The moral sense answers the question: how should I act? It is arguably the spiritual sense with which we are most familiar when trying to read Scripture. The Church teaches, “The events reported in Scripture ought to lead us to act justly” (CCC 117). What moral lesson does Dante draw from Israel leaving Egypt? As noted, the moral sense is informed by the allegorical. For example, Dante presents Israel leaving Egypt as “the conversion of the soul from the struggle and misery of sin to the status of grace.” We take the comparisons drawn from the allegorical sense and apply them to our own pursuit of holiness. If Israel leaving the bondage of Egypt is like humanity being delivered by Christ, then how can I apply this lesson to my own moral life? How can I leave behind sin and pursue holiness? St. Thomas says the moral sense focuses on “things done in Christ,” and “what we ought to do.” The allegorical can help the moral dimension of Scripture unfold into a beautiful guide to our earthly pilgrimage.
The anagogical sense is arguably the most foreign to modern readers of Scripture. The Catechism expresses that the term anagogical comes from the Greek term anagoge which means “leading” (CCC 117). What is the Scripture ultimately leading us toward? The Church teaches that in the anagogical sense: “We can view realities and events in terms of their eternal significance, leading us toward our true homeland” (CCC 117). If the moral is how should I act? then the anagogical is what does this teach me about my final end, i.e., eternal happiness with God in heaven?

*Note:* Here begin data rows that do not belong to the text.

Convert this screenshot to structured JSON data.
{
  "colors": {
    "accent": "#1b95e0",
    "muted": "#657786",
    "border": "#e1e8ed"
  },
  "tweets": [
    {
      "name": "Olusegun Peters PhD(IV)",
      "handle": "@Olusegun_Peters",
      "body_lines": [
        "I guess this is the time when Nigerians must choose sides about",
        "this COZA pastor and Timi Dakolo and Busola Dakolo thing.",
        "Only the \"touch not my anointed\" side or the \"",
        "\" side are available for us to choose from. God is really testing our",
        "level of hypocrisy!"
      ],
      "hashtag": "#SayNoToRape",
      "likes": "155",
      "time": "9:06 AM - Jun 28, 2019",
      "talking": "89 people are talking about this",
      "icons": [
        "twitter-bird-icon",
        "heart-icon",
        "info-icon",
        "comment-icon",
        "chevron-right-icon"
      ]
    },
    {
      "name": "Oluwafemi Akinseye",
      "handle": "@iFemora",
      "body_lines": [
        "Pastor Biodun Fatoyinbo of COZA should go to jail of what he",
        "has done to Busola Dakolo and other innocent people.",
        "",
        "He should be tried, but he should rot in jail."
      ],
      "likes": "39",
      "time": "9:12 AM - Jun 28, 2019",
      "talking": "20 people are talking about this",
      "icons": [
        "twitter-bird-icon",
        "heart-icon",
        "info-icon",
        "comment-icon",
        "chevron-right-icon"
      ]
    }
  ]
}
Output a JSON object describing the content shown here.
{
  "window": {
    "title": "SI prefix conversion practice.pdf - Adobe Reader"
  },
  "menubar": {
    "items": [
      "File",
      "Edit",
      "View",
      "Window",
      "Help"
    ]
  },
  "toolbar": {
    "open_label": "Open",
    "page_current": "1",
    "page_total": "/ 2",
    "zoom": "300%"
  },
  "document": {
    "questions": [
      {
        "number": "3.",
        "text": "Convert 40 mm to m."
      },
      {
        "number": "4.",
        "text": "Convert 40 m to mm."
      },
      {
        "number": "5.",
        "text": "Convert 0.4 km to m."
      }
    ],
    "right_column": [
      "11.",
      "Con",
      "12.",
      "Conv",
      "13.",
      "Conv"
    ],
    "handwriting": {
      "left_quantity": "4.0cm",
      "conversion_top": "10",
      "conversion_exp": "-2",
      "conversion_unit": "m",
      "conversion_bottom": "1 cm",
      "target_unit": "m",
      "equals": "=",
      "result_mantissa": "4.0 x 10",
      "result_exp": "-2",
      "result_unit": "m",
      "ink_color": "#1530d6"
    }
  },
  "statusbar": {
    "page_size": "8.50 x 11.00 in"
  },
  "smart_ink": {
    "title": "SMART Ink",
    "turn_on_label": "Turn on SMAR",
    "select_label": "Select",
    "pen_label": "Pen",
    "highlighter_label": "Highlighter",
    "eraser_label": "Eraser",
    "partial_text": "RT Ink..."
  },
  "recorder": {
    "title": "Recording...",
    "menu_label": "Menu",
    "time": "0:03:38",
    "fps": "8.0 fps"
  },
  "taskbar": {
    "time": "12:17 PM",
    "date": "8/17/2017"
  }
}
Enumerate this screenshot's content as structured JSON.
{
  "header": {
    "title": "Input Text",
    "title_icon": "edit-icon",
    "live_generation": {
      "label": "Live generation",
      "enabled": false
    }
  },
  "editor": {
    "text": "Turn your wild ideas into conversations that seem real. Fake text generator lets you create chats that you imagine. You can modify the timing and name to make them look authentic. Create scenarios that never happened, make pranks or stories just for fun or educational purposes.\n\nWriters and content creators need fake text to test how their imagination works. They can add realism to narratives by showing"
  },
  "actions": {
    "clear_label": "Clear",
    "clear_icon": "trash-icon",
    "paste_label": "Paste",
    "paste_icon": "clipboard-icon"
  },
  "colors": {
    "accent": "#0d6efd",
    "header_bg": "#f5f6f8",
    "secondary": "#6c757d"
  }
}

Like the moral, the anagogical draws from the allegorical to find types and signs. As St. Thomas observes, the anagogical looks for signs that “signify what relates to eternal glory.” For example, Dante notes that the anagogical lesson of Israel leaving Egypt is the final salvation of “the blessed soul from the slavery of this corruption to the freedom of eternal glory.” The anagogical sense always points us toward our heavenly home.
“Ignorance of the Scriptures is ignorance of Christ.” The four senses of Holy Scripture are a gift from our Sacred Tradition to delve deeper into the mystery of the Bible and thus, in turn, into the mystery of Jesus Christ. Interpreting Scripture aright allows us, as Bishop Konderla instructed, to receive the Jesus Christ that entered into history and not manufacture a “Jesus” out of the fads and fashions of our age. The literal, moral, allegorical, and anagogical senses are an invitation to configure ourselves to Jesus Christ and inoculate us against the errors of the present. May we, like Aquinas and Dante, come to love Jesus Christ in the Holy Bible.
Dcn. Harrison Garlick serves as a Great Books Tutor for the Alcuin Institute, and is the Chancellor of the Diocese of Tulsa.